How I see it, data_structure
is necessary, even though it has a default value, but sparse
is not.
 Is it meaningful to copy name of original graph? Sounds strange to have a directed Petersen graph.
Should we add "directed" to the front of the name or just drop it altogether? I don't have a preference on this.
No, not "directed". Maybe "An orientation of ..." or nothing. I can't say either.
I added "An orientation of" when a name is specified.
I've addressed all of the mentioned issues.
comment:16 Changed 5 years ago by
Seems good and tests passed, documentation builds etc.
But only now, when you added a test for multigraphs, I really thinked about this; sorry about being late. What about orientations of Graph({1: [2, 2]}, multiedges=True)
? The code gives 4, but only 3 different. Same applies to graphs with loops.
I don't know how we should address this. But at a minimun this should be documented.
comment:17 Changed 5 years ago by
Actually, the loop is wrong; for that, either orientation is equivalent. However, for the multiedges, you just can't distinguish them. I think it would be much harder to code that, so I will just document the behavior.
comment:18 Changed 5 years ago by
 Commit changed from 253347e51c6aa5cf87807b83cdde750bae902078 to ce4841826cdcc83a1b88d17f3d3a62d8a8f4b1c3
Branch pushed to git repo; I updated commit sha1. New commits:
ce48418  Fixing loops and documenting multiple edges behavior.

comment:19 Changed 5 years ago by
 Status changed from needs_work to positive_review
OK, I am happy with these.
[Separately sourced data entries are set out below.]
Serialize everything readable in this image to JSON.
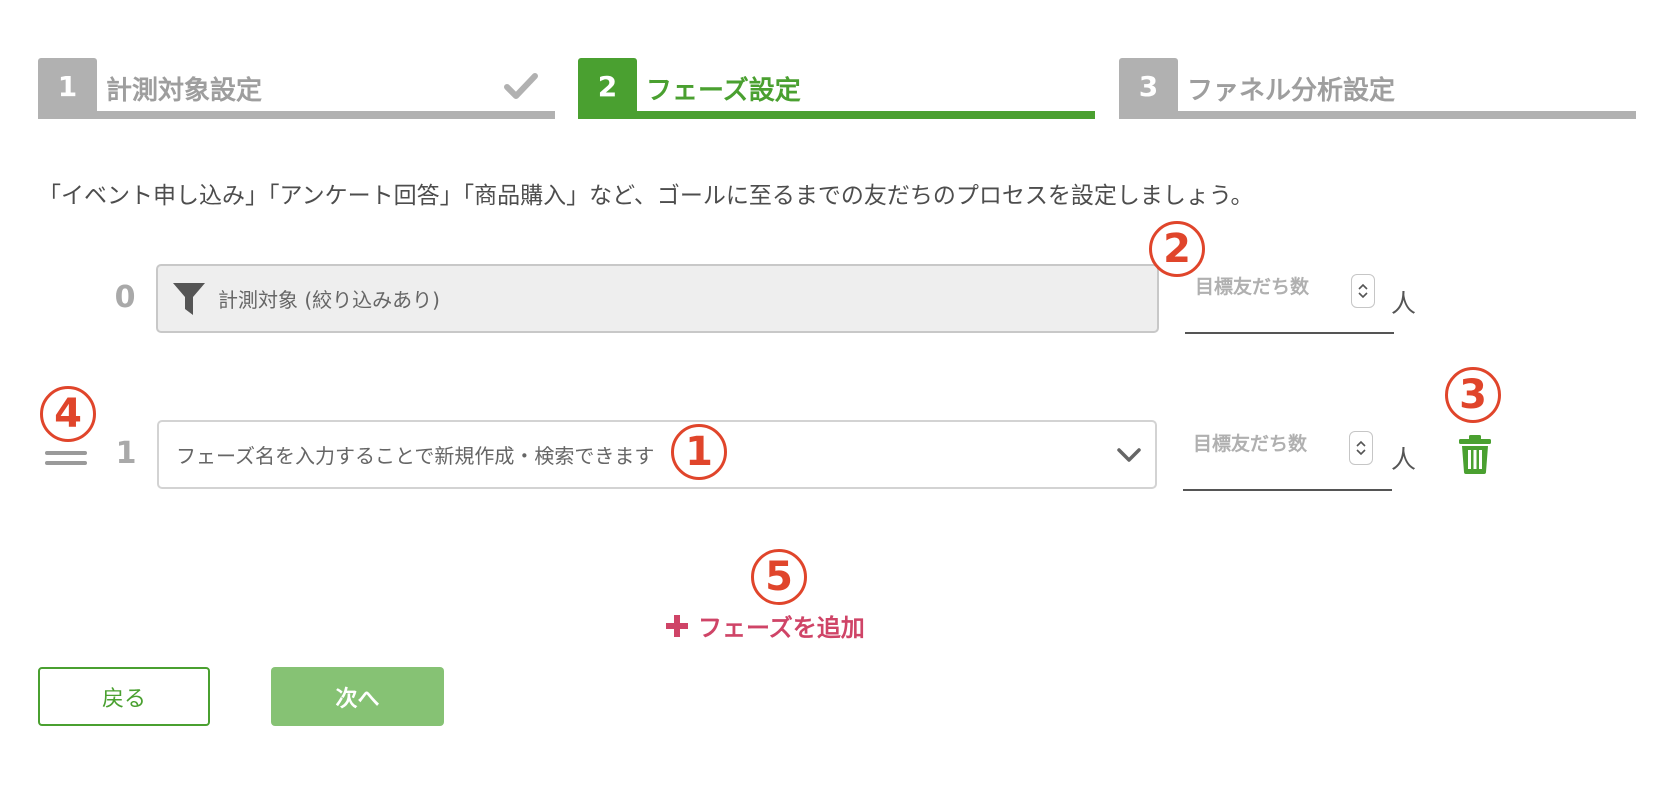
{
  "stepper": [
    {
      "number": "1",
      "label": "計測対象設定",
      "state": "completed"
    },
    {
      "number": "2",
      "label": "フェーズ設定",
      "state": "active"
    },
    {
      "number": "3",
      "label": "ファネル分析設定",
      "state": "upcoming"
    }
  ],
  "description": "「イベント申し込み」「アンケート回答」「商品購入」など、ゴールに至るまでの友だちのプロセスを設定しましょう。",
  "phases": [
    {
      "number": "0",
      "text": "計測対象 (絞り込みあり)",
      "target_label": "目標友だち数",
      "unit": "人"
    },
    {
      "number": "1",
      "placeholder": "フェーズ名を入力することで新規作成・検索できます",
      "target_label": "目標友だち数",
      "unit": "人"
    }
  ],
  "annotations": {
    "a1": "1",
    "a2": "2",
    "a3": "3",
    "a4": "4",
    "a5": "5"
  },
  "add_phase_label": "フェーズを追加",
  "buttons": {
    "back": "戻る",
    "next": "次へ"
  },
  "colors": {
    "primary_green": "#4aa030",
    "inactive_gray": "#b1b1b1",
    "add_pink": "#cf4467",
    "annotation_red": "#e0452b",
    "next_button": "#86c274"
  },
  "icons": {
    "step1_status": "check-icon",
    "phase0": "funnel-icon",
    "phase1_dropdown": "chevron-down-icon",
    "delete": "trash-icon",
    "reorder": "drag-handle-icon",
    "add": "plus-icon"
  }
}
Please mark as positive_review if you are ready; as you did not put this to needs_review, I am not sure if you still want to make some changes.
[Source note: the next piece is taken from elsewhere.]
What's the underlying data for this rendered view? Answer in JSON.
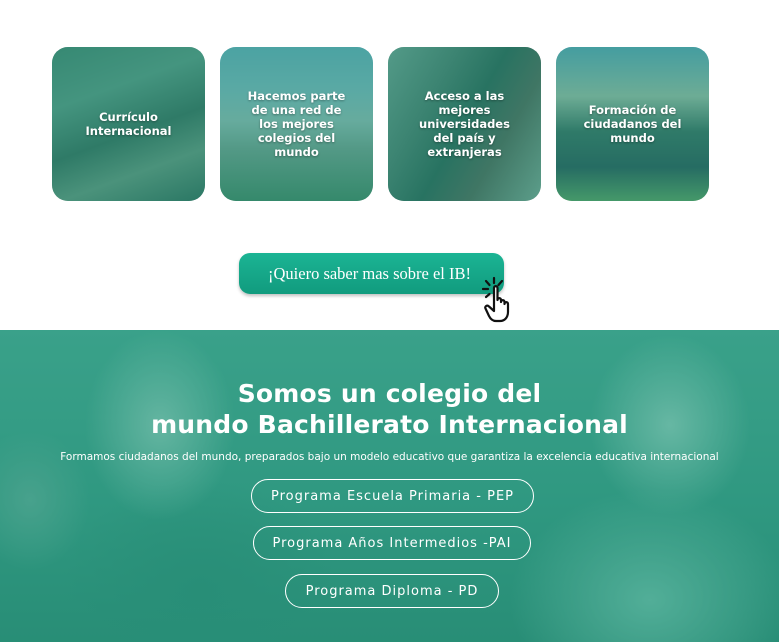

comment:20 Changed 5 years ago by
 Status changed from positive_review to needs_work
comment:21 Changed 5 years ago by
 Status changed from needs_work to positive_review
I just forgot to set it back. Thanks!
comment:22 Changed 5 years ago by
 Branch changed from public/graphs/orientations_iter21415 to ce4841826cdcc83a1b88d17f3d3a62d8a8f4b1c3
 Resolution set to fixed
 Status changed from positive_review to closed
Here is some code that does it: